* [TASK]
If a line of the data below contains the string "Sample", copy it into your answer.

┌──

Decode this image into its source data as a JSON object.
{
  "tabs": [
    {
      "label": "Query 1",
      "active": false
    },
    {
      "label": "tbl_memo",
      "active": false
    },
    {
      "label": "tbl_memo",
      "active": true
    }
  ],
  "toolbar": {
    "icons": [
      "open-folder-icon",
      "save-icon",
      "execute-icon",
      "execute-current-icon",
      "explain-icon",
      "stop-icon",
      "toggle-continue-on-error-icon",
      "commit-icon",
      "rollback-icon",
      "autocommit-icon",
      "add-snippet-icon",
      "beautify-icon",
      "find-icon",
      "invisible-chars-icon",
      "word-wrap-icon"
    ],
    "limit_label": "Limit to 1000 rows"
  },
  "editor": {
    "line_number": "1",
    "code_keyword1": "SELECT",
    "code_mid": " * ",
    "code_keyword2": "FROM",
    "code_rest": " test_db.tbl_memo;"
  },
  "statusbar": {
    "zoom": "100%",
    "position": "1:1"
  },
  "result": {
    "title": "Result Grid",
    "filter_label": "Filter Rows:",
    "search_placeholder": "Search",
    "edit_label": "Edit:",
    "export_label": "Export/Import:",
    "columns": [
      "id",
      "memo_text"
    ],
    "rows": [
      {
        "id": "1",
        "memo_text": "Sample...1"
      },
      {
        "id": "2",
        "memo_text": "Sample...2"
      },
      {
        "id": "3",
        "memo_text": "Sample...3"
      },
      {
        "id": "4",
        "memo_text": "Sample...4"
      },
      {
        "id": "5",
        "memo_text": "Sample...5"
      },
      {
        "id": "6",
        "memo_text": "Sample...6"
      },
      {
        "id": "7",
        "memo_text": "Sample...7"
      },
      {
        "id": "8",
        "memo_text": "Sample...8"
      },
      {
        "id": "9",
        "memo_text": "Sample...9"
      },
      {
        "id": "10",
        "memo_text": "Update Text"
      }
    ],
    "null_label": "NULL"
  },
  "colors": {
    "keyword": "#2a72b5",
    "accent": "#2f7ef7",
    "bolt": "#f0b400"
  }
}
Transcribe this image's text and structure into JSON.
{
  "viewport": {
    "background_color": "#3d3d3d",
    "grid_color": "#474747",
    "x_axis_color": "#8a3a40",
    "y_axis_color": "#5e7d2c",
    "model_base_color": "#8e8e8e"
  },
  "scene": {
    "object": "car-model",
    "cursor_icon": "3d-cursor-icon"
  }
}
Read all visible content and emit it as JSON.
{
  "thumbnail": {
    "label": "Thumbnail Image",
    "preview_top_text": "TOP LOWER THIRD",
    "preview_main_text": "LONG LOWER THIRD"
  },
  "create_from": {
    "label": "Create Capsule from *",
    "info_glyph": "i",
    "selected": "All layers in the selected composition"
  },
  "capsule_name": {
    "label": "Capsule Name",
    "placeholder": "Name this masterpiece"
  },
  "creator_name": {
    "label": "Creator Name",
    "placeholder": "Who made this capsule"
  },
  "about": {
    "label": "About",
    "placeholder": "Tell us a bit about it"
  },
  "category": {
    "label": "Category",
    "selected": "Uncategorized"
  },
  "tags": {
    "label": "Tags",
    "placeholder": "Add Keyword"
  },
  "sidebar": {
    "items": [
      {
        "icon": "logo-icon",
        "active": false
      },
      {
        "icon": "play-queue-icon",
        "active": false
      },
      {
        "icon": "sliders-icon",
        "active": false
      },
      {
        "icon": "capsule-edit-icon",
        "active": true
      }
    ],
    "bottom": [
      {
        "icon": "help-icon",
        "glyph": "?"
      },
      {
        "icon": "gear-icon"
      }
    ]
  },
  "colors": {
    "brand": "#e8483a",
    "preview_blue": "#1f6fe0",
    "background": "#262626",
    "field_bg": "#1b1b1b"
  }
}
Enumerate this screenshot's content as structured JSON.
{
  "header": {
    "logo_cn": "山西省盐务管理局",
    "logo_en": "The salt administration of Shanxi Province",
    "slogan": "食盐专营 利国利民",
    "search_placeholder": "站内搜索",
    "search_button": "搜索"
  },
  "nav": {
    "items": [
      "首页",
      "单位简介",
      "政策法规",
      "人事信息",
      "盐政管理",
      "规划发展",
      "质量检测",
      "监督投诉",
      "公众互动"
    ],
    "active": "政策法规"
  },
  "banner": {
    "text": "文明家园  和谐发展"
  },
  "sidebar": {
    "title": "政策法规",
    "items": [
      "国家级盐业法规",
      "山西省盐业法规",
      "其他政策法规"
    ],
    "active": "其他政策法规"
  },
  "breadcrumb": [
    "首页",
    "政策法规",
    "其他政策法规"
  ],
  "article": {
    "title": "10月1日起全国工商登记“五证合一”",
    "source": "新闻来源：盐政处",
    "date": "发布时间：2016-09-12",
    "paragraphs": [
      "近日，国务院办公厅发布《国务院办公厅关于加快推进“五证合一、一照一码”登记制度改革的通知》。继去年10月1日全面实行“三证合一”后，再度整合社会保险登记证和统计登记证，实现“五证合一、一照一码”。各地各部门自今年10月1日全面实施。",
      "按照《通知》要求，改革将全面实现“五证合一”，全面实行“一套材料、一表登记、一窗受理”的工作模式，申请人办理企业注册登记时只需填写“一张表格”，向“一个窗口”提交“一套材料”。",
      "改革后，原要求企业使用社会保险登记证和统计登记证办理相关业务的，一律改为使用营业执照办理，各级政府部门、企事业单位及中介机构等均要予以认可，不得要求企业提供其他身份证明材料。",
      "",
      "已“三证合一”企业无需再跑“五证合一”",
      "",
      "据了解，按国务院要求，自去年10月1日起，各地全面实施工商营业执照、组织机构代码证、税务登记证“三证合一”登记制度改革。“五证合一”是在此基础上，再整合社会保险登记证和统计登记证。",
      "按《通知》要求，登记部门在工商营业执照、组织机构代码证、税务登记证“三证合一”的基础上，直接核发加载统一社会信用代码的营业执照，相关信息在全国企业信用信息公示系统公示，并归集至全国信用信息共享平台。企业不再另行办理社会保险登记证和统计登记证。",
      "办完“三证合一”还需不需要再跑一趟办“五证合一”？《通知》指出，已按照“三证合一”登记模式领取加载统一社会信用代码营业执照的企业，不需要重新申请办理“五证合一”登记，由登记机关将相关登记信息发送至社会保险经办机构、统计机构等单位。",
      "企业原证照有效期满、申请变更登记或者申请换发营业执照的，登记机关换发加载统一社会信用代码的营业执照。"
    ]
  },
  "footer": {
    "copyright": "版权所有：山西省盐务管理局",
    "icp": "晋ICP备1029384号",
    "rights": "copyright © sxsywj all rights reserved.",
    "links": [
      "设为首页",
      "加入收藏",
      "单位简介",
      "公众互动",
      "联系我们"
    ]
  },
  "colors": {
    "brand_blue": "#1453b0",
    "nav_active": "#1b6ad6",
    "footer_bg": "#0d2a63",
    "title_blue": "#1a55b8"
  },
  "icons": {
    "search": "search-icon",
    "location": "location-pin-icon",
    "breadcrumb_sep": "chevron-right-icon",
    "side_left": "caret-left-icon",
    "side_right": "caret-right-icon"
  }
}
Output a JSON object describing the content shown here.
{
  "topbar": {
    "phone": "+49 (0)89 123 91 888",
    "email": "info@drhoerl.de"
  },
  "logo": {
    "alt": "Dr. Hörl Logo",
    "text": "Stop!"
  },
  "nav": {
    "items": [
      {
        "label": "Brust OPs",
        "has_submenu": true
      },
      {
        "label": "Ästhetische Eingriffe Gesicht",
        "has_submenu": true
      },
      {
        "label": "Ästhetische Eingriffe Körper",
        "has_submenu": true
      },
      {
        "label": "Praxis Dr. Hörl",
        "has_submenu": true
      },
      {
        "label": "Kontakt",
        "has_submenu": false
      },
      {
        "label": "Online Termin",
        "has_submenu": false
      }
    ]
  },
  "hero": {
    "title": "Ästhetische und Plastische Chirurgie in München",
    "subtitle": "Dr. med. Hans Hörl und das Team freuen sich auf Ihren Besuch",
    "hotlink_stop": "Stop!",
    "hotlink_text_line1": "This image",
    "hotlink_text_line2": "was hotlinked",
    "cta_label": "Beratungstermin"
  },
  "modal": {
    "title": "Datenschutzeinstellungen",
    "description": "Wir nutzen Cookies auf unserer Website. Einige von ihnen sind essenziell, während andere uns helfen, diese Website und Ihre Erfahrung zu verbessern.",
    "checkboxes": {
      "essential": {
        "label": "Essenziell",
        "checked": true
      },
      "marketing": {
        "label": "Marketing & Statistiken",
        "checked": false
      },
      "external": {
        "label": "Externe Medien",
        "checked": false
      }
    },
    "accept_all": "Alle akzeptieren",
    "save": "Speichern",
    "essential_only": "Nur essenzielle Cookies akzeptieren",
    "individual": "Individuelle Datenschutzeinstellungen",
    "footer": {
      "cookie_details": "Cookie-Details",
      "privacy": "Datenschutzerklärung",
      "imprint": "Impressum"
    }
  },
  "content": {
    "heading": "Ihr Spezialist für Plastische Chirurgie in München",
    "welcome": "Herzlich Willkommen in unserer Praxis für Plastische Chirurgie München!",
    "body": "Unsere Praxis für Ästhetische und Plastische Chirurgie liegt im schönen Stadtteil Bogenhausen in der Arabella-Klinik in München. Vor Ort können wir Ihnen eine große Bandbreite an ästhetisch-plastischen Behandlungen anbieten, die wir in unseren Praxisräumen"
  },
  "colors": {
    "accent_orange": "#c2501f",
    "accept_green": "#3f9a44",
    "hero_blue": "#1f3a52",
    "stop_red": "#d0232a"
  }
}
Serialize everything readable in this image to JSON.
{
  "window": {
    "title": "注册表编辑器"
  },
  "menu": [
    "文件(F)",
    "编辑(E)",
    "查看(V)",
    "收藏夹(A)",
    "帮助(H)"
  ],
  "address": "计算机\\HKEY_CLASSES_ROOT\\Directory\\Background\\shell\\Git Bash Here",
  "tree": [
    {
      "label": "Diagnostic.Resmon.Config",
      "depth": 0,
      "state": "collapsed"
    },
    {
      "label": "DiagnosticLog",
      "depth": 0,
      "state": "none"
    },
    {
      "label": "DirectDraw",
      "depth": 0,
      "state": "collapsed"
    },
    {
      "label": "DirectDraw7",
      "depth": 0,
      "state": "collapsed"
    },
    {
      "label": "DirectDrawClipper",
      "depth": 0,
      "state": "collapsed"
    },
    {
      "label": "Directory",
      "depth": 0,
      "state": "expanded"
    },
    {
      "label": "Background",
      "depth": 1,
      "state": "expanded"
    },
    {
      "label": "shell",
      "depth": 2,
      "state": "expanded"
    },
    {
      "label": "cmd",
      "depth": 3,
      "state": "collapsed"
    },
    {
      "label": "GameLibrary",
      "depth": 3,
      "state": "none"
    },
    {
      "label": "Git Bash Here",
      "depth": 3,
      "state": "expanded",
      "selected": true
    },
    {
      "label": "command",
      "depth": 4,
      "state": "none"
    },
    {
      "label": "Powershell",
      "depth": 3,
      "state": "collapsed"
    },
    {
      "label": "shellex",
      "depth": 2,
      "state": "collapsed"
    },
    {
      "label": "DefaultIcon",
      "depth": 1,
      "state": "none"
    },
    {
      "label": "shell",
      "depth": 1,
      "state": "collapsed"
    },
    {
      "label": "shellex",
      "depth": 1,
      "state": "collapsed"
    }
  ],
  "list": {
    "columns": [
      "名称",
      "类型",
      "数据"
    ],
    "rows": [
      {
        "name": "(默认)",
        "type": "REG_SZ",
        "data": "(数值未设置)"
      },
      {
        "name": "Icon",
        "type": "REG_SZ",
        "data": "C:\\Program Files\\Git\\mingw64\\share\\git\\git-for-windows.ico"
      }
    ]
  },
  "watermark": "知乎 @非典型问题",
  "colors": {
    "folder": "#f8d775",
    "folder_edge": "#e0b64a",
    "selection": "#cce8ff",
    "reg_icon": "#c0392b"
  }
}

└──

* [TASK RESPONSE]
        "memo_text": "Sample...1"
        "memo_text": "Sample...2"
        "memo_text": "Sample...3"
        "memo_text": "Sample...4"
        "memo_text": "Sample...5"
        "memo_text": "Sample...6"
        "memo_text": "Sample...7"
        "memo_text": "Sample...8"
        "memo_text": "Sample...9"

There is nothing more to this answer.